* **Task statement**: Please copy out the lines in the entries that contain "accent".

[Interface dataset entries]
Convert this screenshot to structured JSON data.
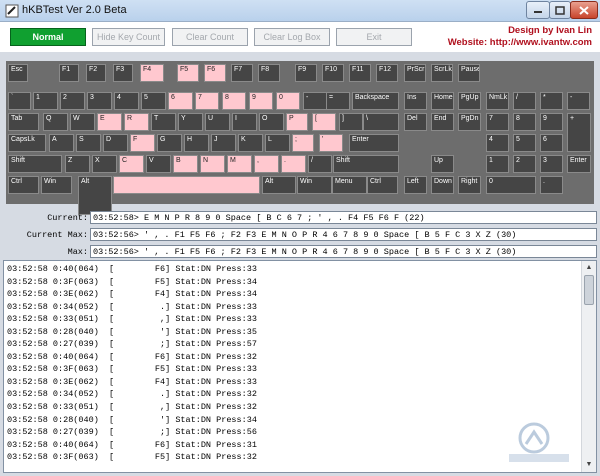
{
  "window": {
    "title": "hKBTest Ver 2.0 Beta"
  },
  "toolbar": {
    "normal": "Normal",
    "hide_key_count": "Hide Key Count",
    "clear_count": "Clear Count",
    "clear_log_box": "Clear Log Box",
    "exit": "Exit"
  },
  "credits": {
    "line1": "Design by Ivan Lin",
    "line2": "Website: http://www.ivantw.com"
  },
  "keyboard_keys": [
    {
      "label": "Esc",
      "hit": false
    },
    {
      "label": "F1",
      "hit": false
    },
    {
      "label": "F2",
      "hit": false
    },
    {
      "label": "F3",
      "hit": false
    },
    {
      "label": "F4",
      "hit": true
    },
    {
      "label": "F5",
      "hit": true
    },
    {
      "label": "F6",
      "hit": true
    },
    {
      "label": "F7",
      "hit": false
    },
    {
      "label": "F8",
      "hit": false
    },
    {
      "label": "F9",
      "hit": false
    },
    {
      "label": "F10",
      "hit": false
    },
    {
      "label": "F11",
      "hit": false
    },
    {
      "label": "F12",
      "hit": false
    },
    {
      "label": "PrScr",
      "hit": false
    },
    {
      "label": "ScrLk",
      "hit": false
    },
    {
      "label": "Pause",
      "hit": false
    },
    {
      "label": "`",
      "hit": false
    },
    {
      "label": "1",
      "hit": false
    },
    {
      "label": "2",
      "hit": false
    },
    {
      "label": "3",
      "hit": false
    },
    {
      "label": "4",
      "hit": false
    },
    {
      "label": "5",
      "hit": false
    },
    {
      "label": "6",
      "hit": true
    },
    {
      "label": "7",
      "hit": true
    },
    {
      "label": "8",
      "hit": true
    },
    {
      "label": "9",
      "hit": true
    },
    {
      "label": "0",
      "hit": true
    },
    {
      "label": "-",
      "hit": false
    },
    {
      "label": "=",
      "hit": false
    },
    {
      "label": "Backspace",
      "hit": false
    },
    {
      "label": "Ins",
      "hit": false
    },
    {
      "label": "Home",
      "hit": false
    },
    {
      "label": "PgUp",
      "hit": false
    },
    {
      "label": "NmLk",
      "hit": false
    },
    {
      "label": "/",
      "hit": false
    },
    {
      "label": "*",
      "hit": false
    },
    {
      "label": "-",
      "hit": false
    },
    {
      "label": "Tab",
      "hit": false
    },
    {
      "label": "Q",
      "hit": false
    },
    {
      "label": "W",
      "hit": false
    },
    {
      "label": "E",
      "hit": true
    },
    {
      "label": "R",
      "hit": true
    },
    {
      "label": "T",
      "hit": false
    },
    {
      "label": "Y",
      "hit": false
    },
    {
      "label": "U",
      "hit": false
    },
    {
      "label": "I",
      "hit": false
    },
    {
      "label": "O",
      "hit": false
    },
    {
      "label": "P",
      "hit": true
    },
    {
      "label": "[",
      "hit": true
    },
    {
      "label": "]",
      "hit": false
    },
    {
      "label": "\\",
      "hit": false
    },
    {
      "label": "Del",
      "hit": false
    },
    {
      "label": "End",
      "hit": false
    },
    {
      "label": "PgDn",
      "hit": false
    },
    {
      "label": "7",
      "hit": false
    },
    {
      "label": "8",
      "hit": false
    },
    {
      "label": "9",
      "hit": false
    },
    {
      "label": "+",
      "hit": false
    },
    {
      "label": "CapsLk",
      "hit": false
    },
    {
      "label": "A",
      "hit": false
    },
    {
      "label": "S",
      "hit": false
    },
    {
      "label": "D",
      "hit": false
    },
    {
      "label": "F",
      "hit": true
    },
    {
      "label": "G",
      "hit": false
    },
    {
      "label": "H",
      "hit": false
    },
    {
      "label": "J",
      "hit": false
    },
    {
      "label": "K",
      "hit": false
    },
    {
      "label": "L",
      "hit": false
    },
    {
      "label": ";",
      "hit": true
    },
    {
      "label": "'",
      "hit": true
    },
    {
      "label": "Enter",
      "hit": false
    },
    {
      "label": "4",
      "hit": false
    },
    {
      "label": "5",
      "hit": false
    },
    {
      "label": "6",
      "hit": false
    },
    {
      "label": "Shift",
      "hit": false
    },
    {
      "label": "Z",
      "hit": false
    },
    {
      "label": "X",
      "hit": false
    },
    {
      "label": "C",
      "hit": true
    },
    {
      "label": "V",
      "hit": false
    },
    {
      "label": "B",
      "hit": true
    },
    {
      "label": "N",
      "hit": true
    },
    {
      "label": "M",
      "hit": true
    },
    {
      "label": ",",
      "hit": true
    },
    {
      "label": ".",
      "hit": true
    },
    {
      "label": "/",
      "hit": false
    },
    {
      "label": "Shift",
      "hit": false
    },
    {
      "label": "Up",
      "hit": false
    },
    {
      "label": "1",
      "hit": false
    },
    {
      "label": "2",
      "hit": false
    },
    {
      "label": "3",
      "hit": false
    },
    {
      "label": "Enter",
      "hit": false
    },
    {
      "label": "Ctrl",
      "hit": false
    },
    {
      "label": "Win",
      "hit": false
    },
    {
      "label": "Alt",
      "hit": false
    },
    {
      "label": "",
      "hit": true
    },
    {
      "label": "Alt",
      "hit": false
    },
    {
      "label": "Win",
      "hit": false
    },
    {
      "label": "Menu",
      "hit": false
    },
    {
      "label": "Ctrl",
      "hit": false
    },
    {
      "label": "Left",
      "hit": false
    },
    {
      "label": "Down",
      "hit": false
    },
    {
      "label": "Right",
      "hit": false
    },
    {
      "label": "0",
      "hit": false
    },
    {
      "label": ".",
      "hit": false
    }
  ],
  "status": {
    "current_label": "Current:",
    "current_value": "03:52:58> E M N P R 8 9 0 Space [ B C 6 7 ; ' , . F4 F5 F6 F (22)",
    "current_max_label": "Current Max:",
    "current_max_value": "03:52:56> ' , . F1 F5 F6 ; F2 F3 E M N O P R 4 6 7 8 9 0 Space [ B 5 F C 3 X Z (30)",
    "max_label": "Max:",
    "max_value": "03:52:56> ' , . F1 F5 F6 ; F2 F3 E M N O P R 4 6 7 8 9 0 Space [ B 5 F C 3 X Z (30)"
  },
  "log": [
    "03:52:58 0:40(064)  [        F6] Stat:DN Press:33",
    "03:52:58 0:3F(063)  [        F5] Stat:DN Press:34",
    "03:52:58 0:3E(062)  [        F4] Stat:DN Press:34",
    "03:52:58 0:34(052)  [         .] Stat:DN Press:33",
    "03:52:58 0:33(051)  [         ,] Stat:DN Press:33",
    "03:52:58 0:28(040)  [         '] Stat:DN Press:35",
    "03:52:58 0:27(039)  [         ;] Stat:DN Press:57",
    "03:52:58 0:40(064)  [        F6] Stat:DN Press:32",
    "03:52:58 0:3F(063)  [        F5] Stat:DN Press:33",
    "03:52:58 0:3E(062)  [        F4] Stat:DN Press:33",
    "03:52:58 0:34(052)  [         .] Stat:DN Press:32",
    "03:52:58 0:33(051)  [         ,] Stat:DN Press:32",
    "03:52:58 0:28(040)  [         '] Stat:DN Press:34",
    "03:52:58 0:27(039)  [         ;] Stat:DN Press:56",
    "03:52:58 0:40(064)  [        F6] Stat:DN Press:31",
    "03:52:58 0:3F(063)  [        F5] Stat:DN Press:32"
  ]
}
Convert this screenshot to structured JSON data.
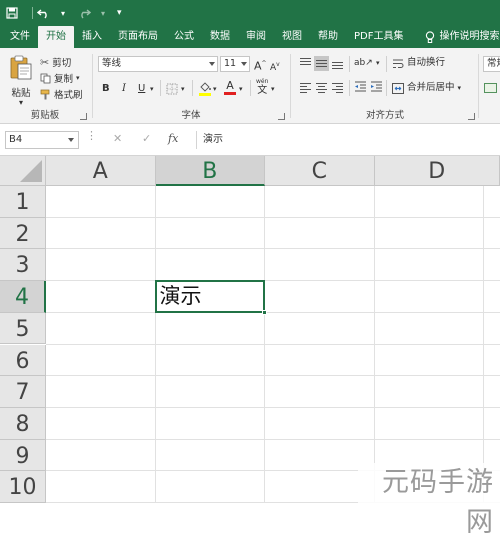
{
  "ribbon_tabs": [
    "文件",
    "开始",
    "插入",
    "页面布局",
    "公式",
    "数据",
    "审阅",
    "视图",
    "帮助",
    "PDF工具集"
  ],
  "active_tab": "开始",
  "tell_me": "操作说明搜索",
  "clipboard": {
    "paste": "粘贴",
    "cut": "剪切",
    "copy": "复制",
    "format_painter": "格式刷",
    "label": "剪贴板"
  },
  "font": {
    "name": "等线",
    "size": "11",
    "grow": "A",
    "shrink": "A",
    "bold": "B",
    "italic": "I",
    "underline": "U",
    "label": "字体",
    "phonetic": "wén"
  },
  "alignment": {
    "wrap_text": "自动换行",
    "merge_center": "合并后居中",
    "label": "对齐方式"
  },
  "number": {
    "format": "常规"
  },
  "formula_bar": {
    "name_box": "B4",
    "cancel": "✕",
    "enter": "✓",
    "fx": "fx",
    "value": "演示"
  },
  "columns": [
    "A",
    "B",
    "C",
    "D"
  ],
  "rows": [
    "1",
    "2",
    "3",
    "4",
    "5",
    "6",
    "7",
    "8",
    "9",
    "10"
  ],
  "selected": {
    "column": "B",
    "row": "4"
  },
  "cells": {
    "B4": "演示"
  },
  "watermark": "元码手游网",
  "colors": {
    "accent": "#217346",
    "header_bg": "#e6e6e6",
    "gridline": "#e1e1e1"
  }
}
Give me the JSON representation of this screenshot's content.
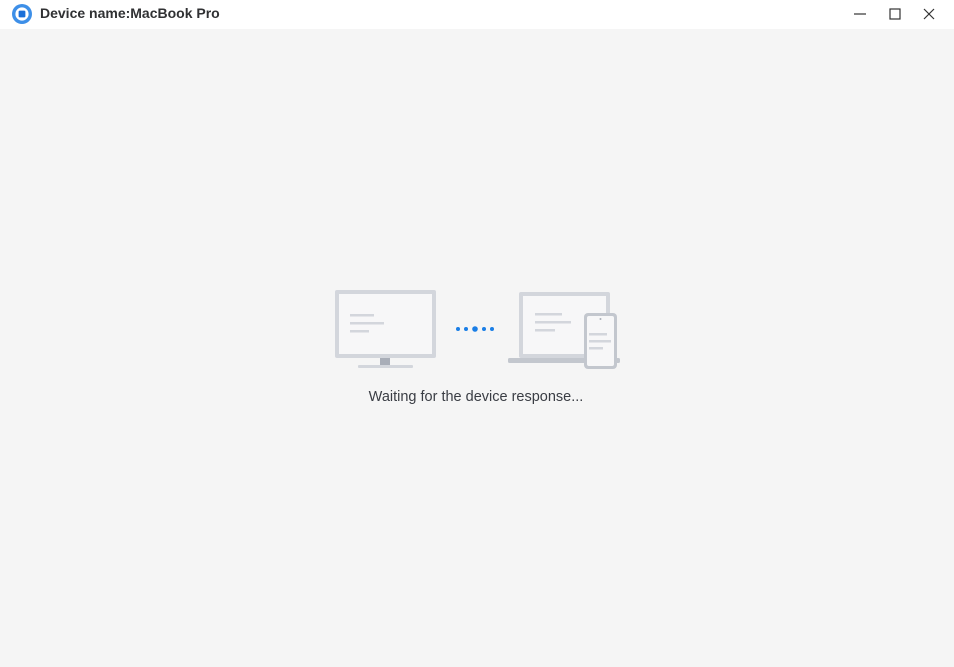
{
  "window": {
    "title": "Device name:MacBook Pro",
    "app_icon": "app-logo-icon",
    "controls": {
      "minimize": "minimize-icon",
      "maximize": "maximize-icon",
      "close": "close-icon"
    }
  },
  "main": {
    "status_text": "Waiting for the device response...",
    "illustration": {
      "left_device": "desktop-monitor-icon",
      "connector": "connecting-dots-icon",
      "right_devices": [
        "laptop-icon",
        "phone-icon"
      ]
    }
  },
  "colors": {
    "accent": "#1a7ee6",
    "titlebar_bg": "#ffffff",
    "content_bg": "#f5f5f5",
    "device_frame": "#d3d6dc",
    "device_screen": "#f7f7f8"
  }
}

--

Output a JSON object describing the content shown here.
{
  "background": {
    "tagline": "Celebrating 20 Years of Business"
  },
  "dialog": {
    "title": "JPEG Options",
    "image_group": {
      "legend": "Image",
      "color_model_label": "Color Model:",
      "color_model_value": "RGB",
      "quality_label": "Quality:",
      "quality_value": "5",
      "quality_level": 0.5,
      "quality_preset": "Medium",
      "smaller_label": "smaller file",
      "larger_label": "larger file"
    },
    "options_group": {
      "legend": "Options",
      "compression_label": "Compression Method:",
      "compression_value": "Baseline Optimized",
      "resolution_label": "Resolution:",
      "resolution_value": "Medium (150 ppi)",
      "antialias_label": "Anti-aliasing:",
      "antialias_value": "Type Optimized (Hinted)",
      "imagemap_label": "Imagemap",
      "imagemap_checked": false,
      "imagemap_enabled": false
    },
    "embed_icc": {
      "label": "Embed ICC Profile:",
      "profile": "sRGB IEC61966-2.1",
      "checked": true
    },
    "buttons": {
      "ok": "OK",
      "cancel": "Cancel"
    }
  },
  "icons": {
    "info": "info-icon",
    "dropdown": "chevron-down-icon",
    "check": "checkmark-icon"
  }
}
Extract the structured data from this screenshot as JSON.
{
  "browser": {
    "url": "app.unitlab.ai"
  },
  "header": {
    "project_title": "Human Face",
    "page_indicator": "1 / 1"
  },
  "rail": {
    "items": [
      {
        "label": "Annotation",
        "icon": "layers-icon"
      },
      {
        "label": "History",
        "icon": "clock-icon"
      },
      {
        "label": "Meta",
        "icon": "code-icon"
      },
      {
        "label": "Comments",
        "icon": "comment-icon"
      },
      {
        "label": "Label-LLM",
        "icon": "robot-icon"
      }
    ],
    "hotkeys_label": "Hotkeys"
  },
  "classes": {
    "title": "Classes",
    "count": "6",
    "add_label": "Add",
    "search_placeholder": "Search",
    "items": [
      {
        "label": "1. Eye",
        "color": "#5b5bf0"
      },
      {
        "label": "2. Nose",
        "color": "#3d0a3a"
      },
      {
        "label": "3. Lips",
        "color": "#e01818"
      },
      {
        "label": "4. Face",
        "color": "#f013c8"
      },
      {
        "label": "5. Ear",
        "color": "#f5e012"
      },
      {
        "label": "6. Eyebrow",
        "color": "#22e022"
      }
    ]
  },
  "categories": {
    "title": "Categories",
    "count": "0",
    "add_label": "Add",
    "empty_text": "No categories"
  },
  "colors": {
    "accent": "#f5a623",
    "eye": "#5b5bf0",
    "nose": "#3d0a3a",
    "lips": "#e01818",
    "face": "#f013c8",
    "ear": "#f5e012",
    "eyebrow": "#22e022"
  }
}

* **Output of the exercise**:
    "accent": "#217346",
    "accent": "#1a7ee6",
    "accent": "#f5a623",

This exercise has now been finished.